Story Highlights “The prevalence of malnourished people increased in 2016. This includes here in Latin America and the Caribbean, where the numbers went up from 20 million to 42.2 million. So now it is time to take stock of the promise made, then find the reasons for this setback and draw conclusions on how to move forward to make sure that the numbers go down,” he said. Director-General of the Food and Agriculture Organization of the United Nations (FAO), José Graziano da Silva, has called for a multisectoral approach in combating malnutrition and obesity, which are on the rise in Latin America and the Caribbean (LAC). “The rate of overweight children under five years of age is about seven per cent, exceeding the world average. Obesity has increased in all groups. In 24 countries of the region, about 20 per cent of the population is obese,” he pointed out. Director-General of the Food and Agriculture Organization of the United Nations (FAO), José Graziano da Silva, has called for a multisectoral approach in combating malnutrition and obesity, which are on the rise in Latin America and the Caribbean (LAC).Speaking on day two of the FAO’s 35th Regional Conference for the LAC at the Montego Bay Convention Centre in St. James on Tuesday (March 6), Mr. da Silva said there is a “disturbing change”, which has resulted in the prevalence of malnourished people increasing in countries of the Caribbean, South and Central American subregions.“The prevalence of malnourished people increased in 2016. This includes here in Latin America and the Caribbean, where the numbers went up from 20 million to 42.2 million. So now it is time to take stock of the promise made, then find the reasons for this setback and draw conclusions on how to move forward to make sure that the numbers go down,” he said.Mr. da Silva noted that obesity is of grave concern to the FAO, as there has been a marked increase in the onset of childhood obesity in LAC member states.“The rate of overweight children under five years of age is about seven per cent, exceeding the world average.
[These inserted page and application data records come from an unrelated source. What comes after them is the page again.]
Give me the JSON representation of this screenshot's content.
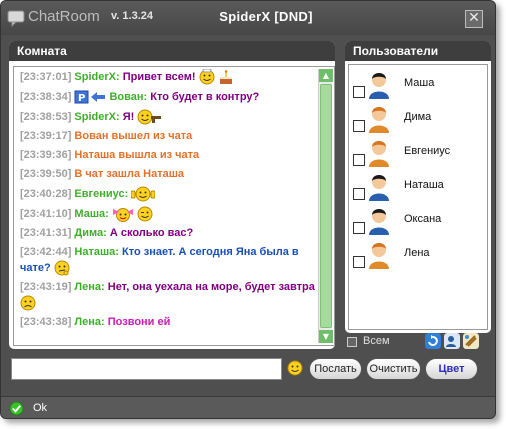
{
  "window": {
    "app_name": "ChatRoom",
    "version": "v. 1.3.24",
    "title_user": "SpiderX  [DND]",
    "close_glyph": "✕"
  },
  "room": {
    "title": "Комната",
    "messages": [
      {
        "time": "[23:37:01]",
        "nick": "SpiderX:",
        "text": "Привет всем!",
        "style": "purple",
        "icons": [
          "smiley-chef-icon",
          "cake-icon"
        ]
      },
      {
        "time": "[23:38:34]",
        "nick": "Вован:",
        "text": "Кто будет в контру?",
        "style": "purple",
        "prefix_icons": [
          "private-p-icon",
          "arrow-left-icon"
        ]
      },
      {
        "time": "[23:38:53]",
        "nick": "SpiderX:",
        "text": "Я!",
        "style": "purple",
        "icons": [
          "smiley-gun-icon"
        ]
      },
      {
        "time": "[23:39:17]",
        "text": "Вован вышел из чата",
        "style": "system"
      },
      {
        "time": "[23:39:36]",
        "text": "Наташа вышла из чата",
        "style": "system"
      },
      {
        "time": "[23:39:50]",
        "text": "В чат зашла Наташа",
        "style": "system"
      },
      {
        "time": "[23:40:28]",
        "nick": "Евгениус:",
        "text": "",
        "style": "purple",
        "icons": [
          "smiley-thumbs-up-icon"
        ]
      },
      {
        "time": "[23:41:10]",
        "nick": "Маша:",
        "text": "",
        "style": "purple",
        "icons": [
          "smiley-pink-bow-icon",
          "smiley-wink-icon"
        ]
      },
      {
        "time": "[23:41:31]",
        "nick": "Дима:",
        "text": "А сколько вас?",
        "style": "purple"
      },
      {
        "time": "[23:42:44]",
        "nick": "Наташа:",
        "text": "Кто знает. А сегодня Яна была в чате?",
        "style": "blue",
        "icons": [
          "smiley-thinking-icon"
        ]
      },
      {
        "time": "[23:43:19]",
        "nick": "Лена:",
        "text": "Нет, она уехала на море, будет завтра",
        "style": "purple",
        "icons": [
          "smiley-sad-icon"
        ]
      },
      {
        "time": "[23:43:38]",
        "nick": "Лена:",
        "text": "Позвони ей",
        "style": "magenta"
      }
    ]
  },
  "users": {
    "title": "Пользователи",
    "list": [
      {
        "name": "Маша",
        "avatar": "avatar-dark-icon"
      },
      {
        "name": "Дима",
        "avatar": "avatar-orange-icon"
      },
      {
        "name": "Евгениус",
        "avatar": "avatar-orange-icon"
      },
      {
        "name": "Наташа",
        "avatar": "avatar-dark-icon"
      },
      {
        "name": "Оксана",
        "avatar": "avatar-dark-icon"
      },
      {
        "name": "Лена",
        "avatar": "avatar-orange-icon"
      }
    ],
    "all_label": "Всем"
  },
  "composer": {
    "value": "",
    "send_label": "Послать",
    "clear_label": "Очистить",
    "color_label": "Цвет"
  },
  "status": {
    "text": "Ok"
  },
  "colors": {
    "nick": "#3fae2a",
    "system": "#e4712a",
    "time": "#a0a0a0",
    "text_purple": "#800080",
    "text_blue": "#1a4fb8",
    "text_magenta": "#cc19b8"
  }
}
Obesity has increased in all groups. In 24 countries of the region, about 20 per cent of the population is obese,” he pointed out.Mr. da Silva said the FAO will be undertaking a comprehensive and extensive debate with countries, civil society and the private sector and exchanging ideas on the best way to tackle all forms of malnutrition during the regional conference.“Let me highlight this loud and clear – eradicating hunger must not be our only concern. Sustainable Development Goal (SDG) Number Two calls for the eradication of all forms of malnutrition,” he noted.The FAO’s Regional Conference for the LAC is an official biennial forum where Ministers of Agriculture and high-level officials of member nations meet to discuss challenges and priority matters related to food and agriculture as a means of ensuring the promotion of regional coherence on global policies and political issues.The key agenda items at the four-day conference are eradicating hunger, overweight and obesity; ending rural poverty; promoting climate resilient sustainable agriculture.Regional Conferences are geared at ensuring the effectiveness of the work of the FAO as well as the definition of its priority areas of work for the next two years.In addition to Ministers of Agriculture, representatives of regional, intra-regional, international organisations, civil society and the private sector are also hosted as Observers to the sessions.